This is the same Israel that happens to maintain a nuclear arsenal and grants itself immunity from the nuclear non-proliferation treaty. Beyond some jabs at Benjamin Netanyahu, Obama has not allowed the Israeli military’s recurring slaughter of Palestinian civilians to get in the way of his principled commitment to Israel’s right to “self-defense.”
The full extent of the fallout of Obama’s rule, of course, remains to be seen. But for one particularly troubling hint as to his legacy-in-progress, one need look no further than Medea Benjamin’s recent remarks in the Guardian: “The twisted legal architecture the Obama administration has constructed to justify its interventions, especially extrajudicial drone killings with no geographic restrictions, will now be transferred into the erratic hands of Donald Trump.” Call it teamwork. READ MORE AT JACOBIN.

19 January 2017

Lindsay Lohan: America’s next jihadist?

Middle East Eye

The Washington, DC-based newspaper and website The Hill self-identifies as “the premier source for policy and political coverage, reporting on every aspect of the business of Washington and the campaign trail... delivering solid, non-partisan and objective reporting".

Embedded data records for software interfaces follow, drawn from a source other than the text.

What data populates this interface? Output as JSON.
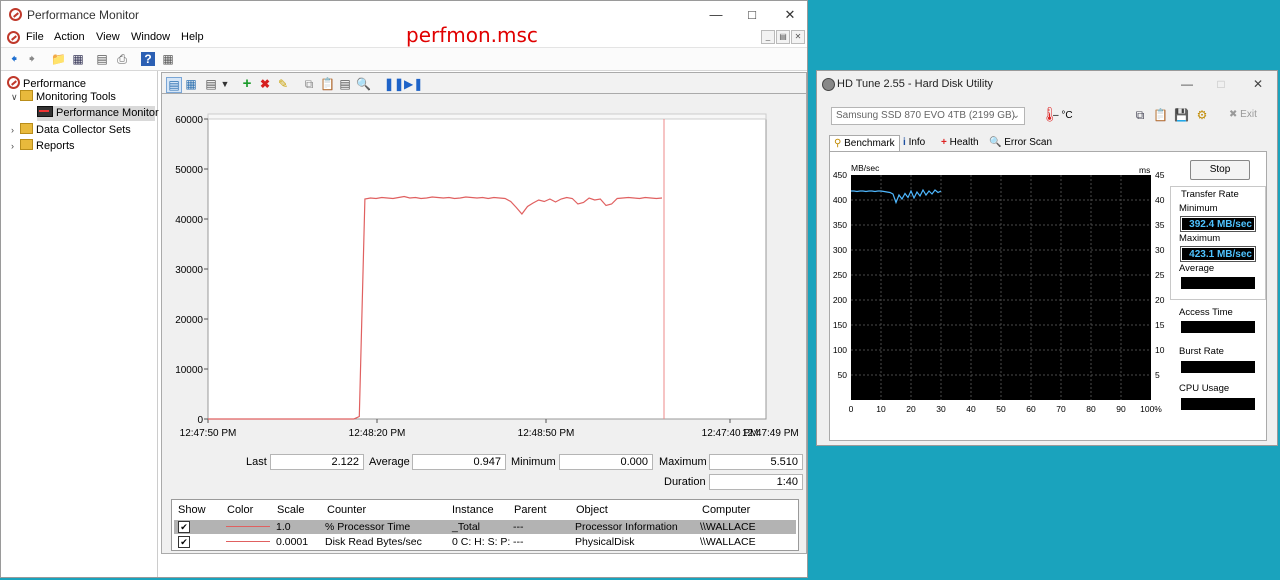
{
  "perfmon": {
    "title": "Performance Monitor",
    "menu": [
      "File",
      "Action",
      "View",
      "Window",
      "Help"
    ],
    "overlay_label": "perfmon.msc",
    "tree": {
      "root": "Performance",
      "monitoring_tools": "Monitoring Tools",
      "performance_monitor": "Performance Monitor",
      "data_collector_sets": "Data Collector Sets",
      "reports": "Reports"
    },
    "stats": {
      "last_label": "Last",
      "last_value": "2.122",
      "average_label": "Average",
      "average_value": "0.947",
      "minimum_label": "Minimum",
      "minimum_value": "0.000",
      "maximum_label": "Maximum",
      "maximum_value": "5.510",
      "duration_label": "Duration",
      "duration_value": "1:40"
    },
    "counters": {
      "headers": [
        "Show",
        "Color",
        "Scale",
        "Counter",
        "Instance",
        "Parent",
        "Object",
        "Computer"
      ],
      "rows": [
        {
          "scale": "1.0",
          "counter": "% Processor Time",
          "instance": "_Total",
          "parent": "---",
          "object": "Processor Information",
          "computer": "\\\\WALLACE"
        },
        {
          "scale": "0.0001",
          "counter": "Disk Read Bytes/sec",
          "instance": "0 C: H: S: P:",
          "parent": "---",
          "object": "PhysicalDisk",
          "computer": "\\\\WALLACE"
        }
      ]
    }
  },
  "chart_data": [
    {
      "type": "line",
      "y_tick_labels": [
        "60000",
        "50000",
        "40000",
        "30000",
        "20000",
        "10000",
        "0"
      ],
      "x_tick_labels": [
        "12:47:50 PM",
        "12:48:20 PM",
        "12:48:50 PM",
        "12:47:40 PM",
        "12:47:49 PM"
      ],
      "ylim": [
        0,
        60000
      ],
      "series": [
        {
          "color": "#e06060",
          "values": [
            0,
            0,
            0,
            0,
            0,
            0,
            0,
            0,
            0,
            0,
            0,
            0,
            0,
            0,
            0,
            0,
            0,
            0,
            0,
            0,
            0,
            0,
            0,
            0,
            0,
            0,
            0,
            500,
            44000,
            44200,
            44100,
            44300,
            44200,
            44100,
            44300,
            44500,
            44200,
            44300,
            44100,
            44200,
            44400,
            44300,
            44200,
            44300,
            44100,
            44200,
            44400,
            44300,
            44200,
            44300,
            44100,
            44300,
            44200,
            44100,
            43500,
            42300,
            41000,
            42500,
            43200,
            43800,
            43500,
            44000,
            43400,
            44000,
            44300,
            44100,
            43000,
            43300,
            44200,
            43800,
            44000,
            42700,
            43000,
            44100,
            44200,
            44300,
            44200,
            44100,
            44300,
            44200,
            44100,
            44200
          ]
        }
      ],
      "grid": false
    },
    {
      "type": "line",
      "ylabel": "MB/sec",
      "y2label": "ms",
      "ylim": [
        0,
        450
      ],
      "y2lim": [
        0,
        45
      ],
      "xlim": [
        0,
        100
      ],
      "y_tick_labels": [
        "450",
        "400",
        "350",
        "300",
        "250",
        "200",
        "150",
        "100",
        "50"
      ],
      "y2_tick_labels": [
        "45",
        "40",
        "35",
        "30",
        "25",
        "20",
        "15",
        "10",
        "5"
      ],
      "x_tick_labels": [
        "0",
        "10",
        "20",
        "30",
        "40",
        "50",
        "60",
        "70",
        "80",
        "90",
        "100%"
      ],
      "grid": true,
      "series": [
        {
          "color": "#4fb8ff",
          "x": [
            0,
            1,
            2,
            3,
            4,
            5,
            6,
            7,
            8,
            9,
            10,
            11,
            12,
            13,
            14,
            15,
            16,
            17,
            18,
            19,
            20,
            21,
            22,
            23,
            24,
            25,
            26,
            27,
            28,
            29,
            30
          ],
          "values": [
            418,
            418,
            417,
            418,
            418,
            417,
            418,
            418,
            417,
            418,
            418,
            417,
            416,
            415,
            412,
            395,
            410,
            402,
            413,
            405,
            418,
            404,
            416,
            408,
            420,
            410,
            418,
            412,
            420,
            415,
            418
          ]
        }
      ]
    }
  ],
  "hdtune": {
    "title": "HD Tune 2.55 - Hard Disk Utility",
    "drive": "Samsung SSD 870 EVO 4TB (2199 GB)",
    "temperature": "– °C",
    "exit_label": "Exit",
    "tabs": [
      "Benchmark",
      "Info",
      "Health",
      "Error Scan"
    ],
    "stop_label": "Stop",
    "transfer_rate_label": "Transfer Rate",
    "minimum_label": "Minimum",
    "minimum_value": "392.4 MB/sec",
    "maximum_label": "Maximum",
    "maximum_value": "423.1 MB/sec",
    "average_label": "Average",
    "access_time_label": "Access Time",
    "burst_rate_label": "Burst Rate",
    "cpu_usage_label": "CPU Usage",
    "y_label": "MB/sec",
    "y2_label": "ms"
  }
}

Indeed, only a very serious and objective publication would have recently opted to run an opinion piece by Robert Spencer, the director of Jihad Watch, titled “Lindsay Lohan may have made her worst life choice yet".
Predictably, the disastrous choice involves Lohan’s alleged conversion to Islam, which Spencer argues she has undertaken with no regard for the fact that “so many converts to Islam end up as jihad terrorists” bent on committing “mass murder".
Listed examples include John Walker Lindh and Adam Gadahn - the latter killed in a US drone strike - who “discovered Islam through rap music and black grievance theater (neither were black, but both wished they were)".
In addition to the risk of turning to terrorism as compensation for black envy, it seems, conversion to Islam also entails numerous other hazards. Spencer poses the critical question of whether Lohan is “prepared to venture out in public with everything covered except her face and hands” - a requirement, as we all know, of every Muslim female in the world.
In short, it’s unclear whether The Hill’s editors were, in fact, conscious at the time Spencer’s rant was authorised for publication on 17 January. However, retroactive warning bells apparently went off, and the piece was subsequently removed, eliciting the complaint from Spencer that “the Left-fascists at The Hill have caved in to pressure from Leftist and Islamic supremacist neo-brownshirts.” READ MORE AT MIDDLE EAST EYE.